The realisation we could do it in a day and being fully committed seemed to focus both our minds as we upped the pace even though we were getting very tired. We made good time moving up the White Spider passing an English pair who had been on the face for a couple of days. Just one more pitch of Hard-ish climbing up the ‘quartz crack’ leading into the exit chimneys then a romp to the top we told ourselves – mentally preparing for the remainder of the route. My lead up the quartz crack which turned out to be quite scary late in the day. The evening sun had melted the ice making it feel very precarious and again, thankfully fixed gear made it much safer.
I think this is the Corti bivvy. Great belay spot in the sun!
Reaching the top of the quartz crack was a massive relief, the last proper pitch of climbing. I thought it was time to let Kerry know all was well and we would be on the top before long. She was very surprised and also relieved, it can’t be nice worrying about your partner on such a notorious face. The exit cracks went with ease and we were romping up to the summit just as the sun was setting. Amazing views of the mountains in a beautiful warm evening light. I was so chuffed to be there and having completed this famous route in good style! We just had to find somewhere to bivvy for the night which turned out to be harder than we thought.
Sunset nearing the summit.
On the ridgeline heading to the top.
The ridge line seemed to keep on going for an eternity, both of us very tired and making sure each placement was solid as a slip now would send us both all the way back down the mountain. We still hadn’t found a bivvy site by the end of the ridge so we decided to start descending until we found something/anything. After an hour or so we came to a rock on the West flank which wasn’t a great place but we were both very tired and needed to sleep before continuing to descend so we didn’t make any mistakes. Max started cutting in a ledge and I got a rope round the block for security before we got into our bags and brewed up some soup and noodles. We had been on the go for 22hours without much food or drink so we were both very happy to sit and rehydrate. It wasn’t a good bivvy site, semi hanging, but I was so tired I still managed to sleep for a few hours until dawn.

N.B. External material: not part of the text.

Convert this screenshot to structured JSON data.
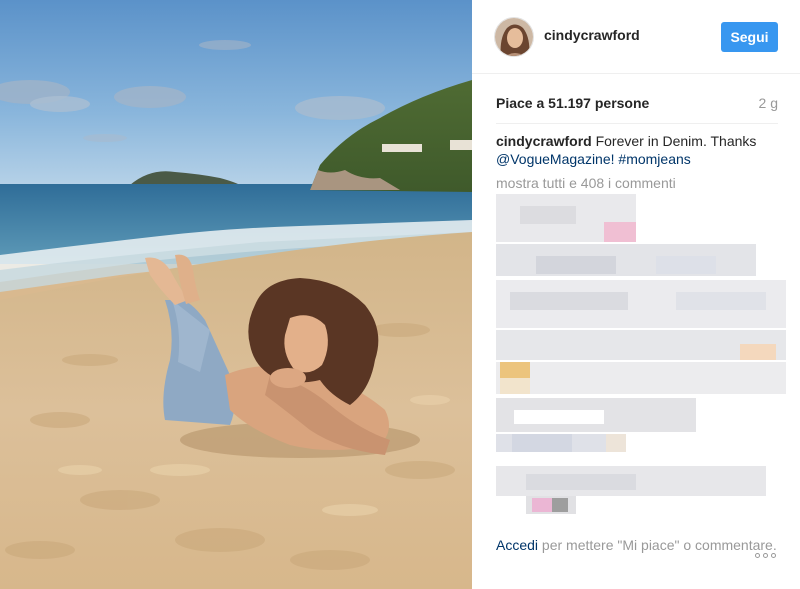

Crap bivvy site, but we were too tired to care.
It was an incredible sunrise and a silhouette of the Eiger appeared on the horizon. We were both really chuffed to have made it here in a day and we took our time brewing up in the morning before continuing the descent. The west flank seemed in good condition with good snow cover making the descent straightforward. Calves were burning and body was tired but knowing we would be back to the base soon motivated us to carry on moving quickly. We arrived at the Eigergletscher station around 10, congratulated each other and boarded the train taking us back down to Grindlewald.
Nice sunrise looking out to the Monch and Jungfrau.
It had been a great trip up such an iconic mountain. We had climbed it quickly and in good style and really enjoyed the climbing. Max had been a solid partner and we had climbed well together. It is a big face and still considered a big achievement today in Mountaineering but nothing in comparison to that of the pioneers who first put up this route. Trying to imagine the gear they had to climb with and the uncertainty of whether it was possible, they were literally climbing with a high chance they would die trying. It is a completely different prospect now and with so much fixed gear I can’t help but feel this takes away from the adventurous feel of the route. It’s now a mountain that people are guided on and inevitably more and more fixed gear will appear making it safer. Of course that’s not a bad thing but the brilliance of the first ascent could easily be forgotten with the hardest pitches of the route now effectively made into a ‘sport climb’. Just a very different prospect climbing it now than 77 years ago.